My answer? Given that Erlang/OTP has never, and probably will never,
hire a technical writer?

(1) A wiki that starts as a literal copy of the existing documentation.

(2) The (I believe, small) amount of scripting required to
periodically and selectively reflect changes made to the wiki back
into the existing documentation sources, either day-at-a-time or to
reflect new releases of the software.

(3) Access to adminship/editorship limited to Ericsson Erlang/OTP
employees, plus anyone on this list who applies for membership in the
ranks of Erlang/OTP wiki editorship, subject to the approval of an
appointed Erlang/OTP employee. (Alternatively: the signup scripting
might compare the e-mail address you submit with archives of this
mailing list, and only automatically grant editing rights to those who
have been a contributor for more than a few weeks. Subject to later
revocation by Ericsson.)

That last puts ultimate responsibility in the appropriate place, I
believe. Erlang/OTP is not just an open source project, but also a
corporate product. As I've written before on this thread, I don't
think an Erlang/OTP documentation wiki effort can survive without some
degree of substantive official support. The question is: how much?

The design of (3) above should aim at keeping the amount of employee
*monitoring* of wiki edits to an absolute minimum - perhaps a
five-minute daily review of "Recent changes" would do it, with much
less time if there were in fact no changes that day. I'd expect there
would be appreciable peaks of employee activity on the wiki only
around the times when they'd see peak effort on documentation anyway:
shortly before a new release.
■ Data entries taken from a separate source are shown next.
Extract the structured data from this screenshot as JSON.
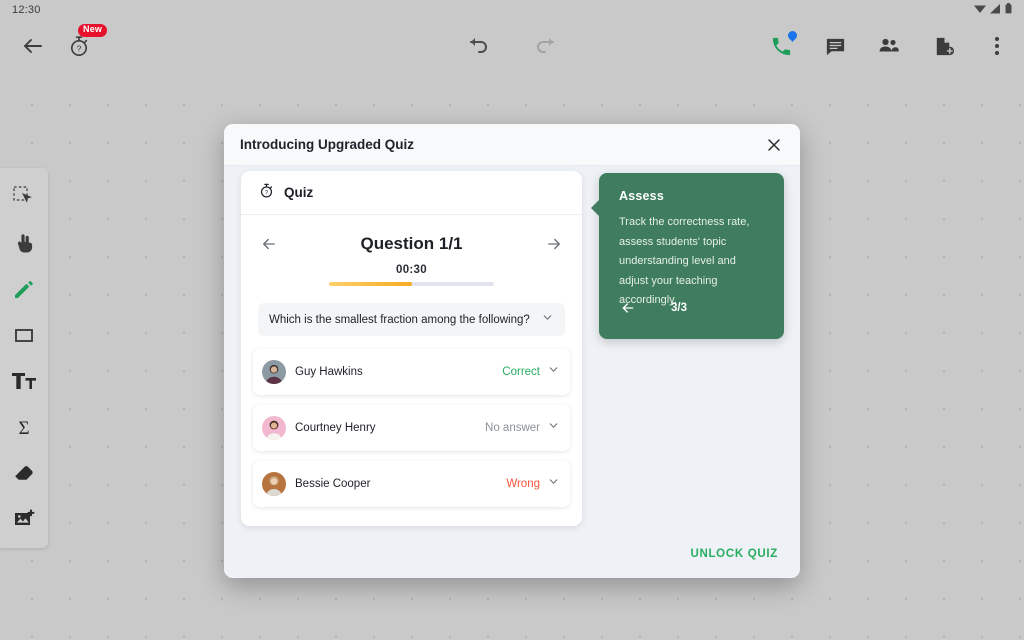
{
  "statusbar": {
    "clock": "12:30",
    "wifi_icon": "wifi-icon",
    "signal_icon": "signal-icon",
    "battery_icon": "battery-icon"
  },
  "toolbar": {
    "back_icon": "back-arrow-icon",
    "quiz_icon": "quiz-stopwatch-icon",
    "quiz_badge": "New",
    "undo_icon": "undo-icon",
    "redo_icon": "redo-icon",
    "call_icon": "phone-call-icon",
    "chat_icon": "chat-icon",
    "people_icon": "people-icon",
    "add_doc_icon": "add-document-icon",
    "more_icon": "more-vertical-icon"
  },
  "rail": {
    "items": [
      {
        "name": "select-tool",
        "icon": "select-cursor-icon"
      },
      {
        "name": "hand-tool",
        "icon": "hand-pointer-icon"
      },
      {
        "name": "pen-tool",
        "icon": "pencil-icon"
      },
      {
        "name": "shape-tool",
        "icon": "square-icon"
      },
      {
        "name": "text-tool",
        "icon": "text-icon"
      },
      {
        "name": "formula-tool",
        "icon": "sigma-icon"
      },
      {
        "name": "eraser-tool",
        "icon": "eraser-icon"
      },
      {
        "name": "image-tool",
        "icon": "add-image-icon"
      }
    ]
  },
  "modal": {
    "title": "Introducing Upgraded Quiz",
    "close_icon": "close-icon",
    "footer_button": "UNLOCK QUIZ"
  },
  "quiz": {
    "header_label": "Quiz",
    "header_icon": "stopwatch-question-icon",
    "prev_icon": "arrow-left-icon",
    "next_icon": "arrow-right-icon",
    "question_counter": "Question 1/1",
    "timer": "00:30",
    "timer_progress_percent": 50,
    "question_text": "Which is the smallest fraction among the following?",
    "question_chevron_icon": "chevron-down-icon",
    "students": [
      {
        "name": "Guy Hawkins",
        "status": "Correct",
        "status_kind": "correct",
        "avatar": "avatar-photo",
        "chevron_icon": "chevron-down-icon"
      },
      {
        "name": "Courtney Henry",
        "status": "No answer",
        "status_kind": "noanswer",
        "avatar": "avatar-photo",
        "chevron_icon": "chevron-down-icon"
      },
      {
        "name": "Bessie Cooper",
        "status": "Wrong",
        "status_kind": "wrong",
        "avatar": "avatar-photo",
        "chevron_icon": "chevron-down-icon"
      }
    ]
  },
  "tooltip": {
    "title": "Assess",
    "body": "Track the correctness rate, assess students' topic understanding level and adjust your teaching accordingly.",
    "back_icon": "arrow-left-icon",
    "step": "3/3"
  },
  "colors": {
    "accent_green": "#27ae60",
    "tooltip_green": "#3f7d5e",
    "wrong_red": "#f4543c",
    "badge_red": "#e8112d",
    "timer_amber": "#f5ab23",
    "canvas": "#c9c9c9"
  }
}
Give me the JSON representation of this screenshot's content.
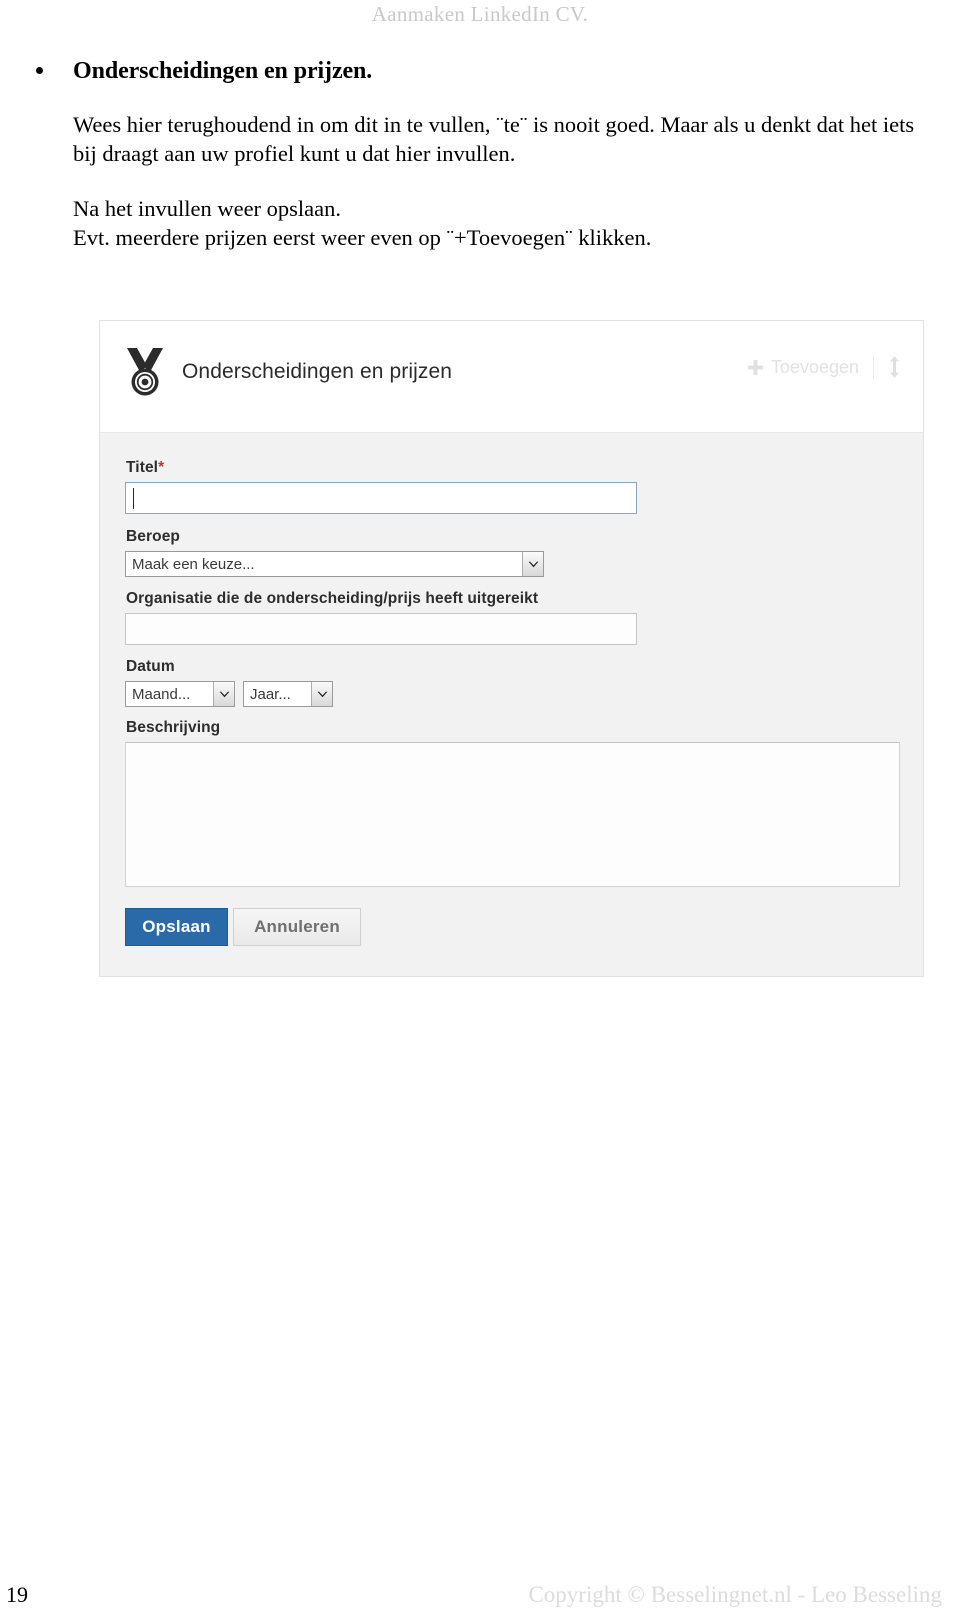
{
  "running_head": "Aanmaken LinkedIn CV.",
  "content": {
    "bullet_heading": "Onderscheidingen en prijzen.",
    "paragraph_1": "Wees hier terughoudend in om dit in te vullen, ¨te¨ is nooit goed. Maar als u denkt dat het iets bij draagt aan uw profiel kunt u dat hier invullen.",
    "paragraph_2_line_1": "Na het invullen weer opslaan.",
    "paragraph_2_line_2": "Evt. meerdere prijzen eerst weer even op ¨+Toevoegen¨ klikken."
  },
  "screenshot": {
    "header": {
      "icon": "medal-icon",
      "title": "Onderscheidingen en prijzen",
      "add_label": "Toevoegen",
      "add_icon": "plus-icon",
      "reorder_icon": "reorder-updown-icon"
    },
    "form": {
      "titel": {
        "label": "Titel",
        "required_marker": "*",
        "value": ""
      },
      "beroep": {
        "label": "Beroep",
        "selected": "Maak een keuze..."
      },
      "organisatie": {
        "label": "Organisatie die de onderscheiding/prijs heeft uitgereikt",
        "value": ""
      },
      "datum": {
        "label": "Datum",
        "maand_selected": "Maand...",
        "jaar_selected": "Jaar..."
      },
      "beschrijving": {
        "label": "Beschrijving",
        "value": ""
      },
      "buttons": {
        "save": "Opslaan",
        "cancel": "Annuleren"
      }
    }
  },
  "footer": {
    "page_number": "19",
    "copyright": "Copyright © Besselingnet.nl -  Leo Besseling"
  },
  "colors": {
    "primary_button": "#2a6aa8",
    "required_star": "#b43c3c",
    "muted_text": "#e2e2e2",
    "footer_text": "#dcdcdc"
  }
}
Ideally, at that point, employees simply
change a header in each article from "Planned for the X.Y.Z release"
to "Made available [or removed, in the case of finalized deprecations]
in release X.Y.Z" (with appropriate changes elsewhere in the article
as needed), while bumping anything that didn't actually make it into
Rel X.Y.Z into a section, "Planned for the X.Y.Z+1 release." These are
the kinds of edits they'd have to make in *some* eventually-public
document anyway (e.g., release notes, manual pages, etc.)

-michael turner

More information about the erlang-questions mailing list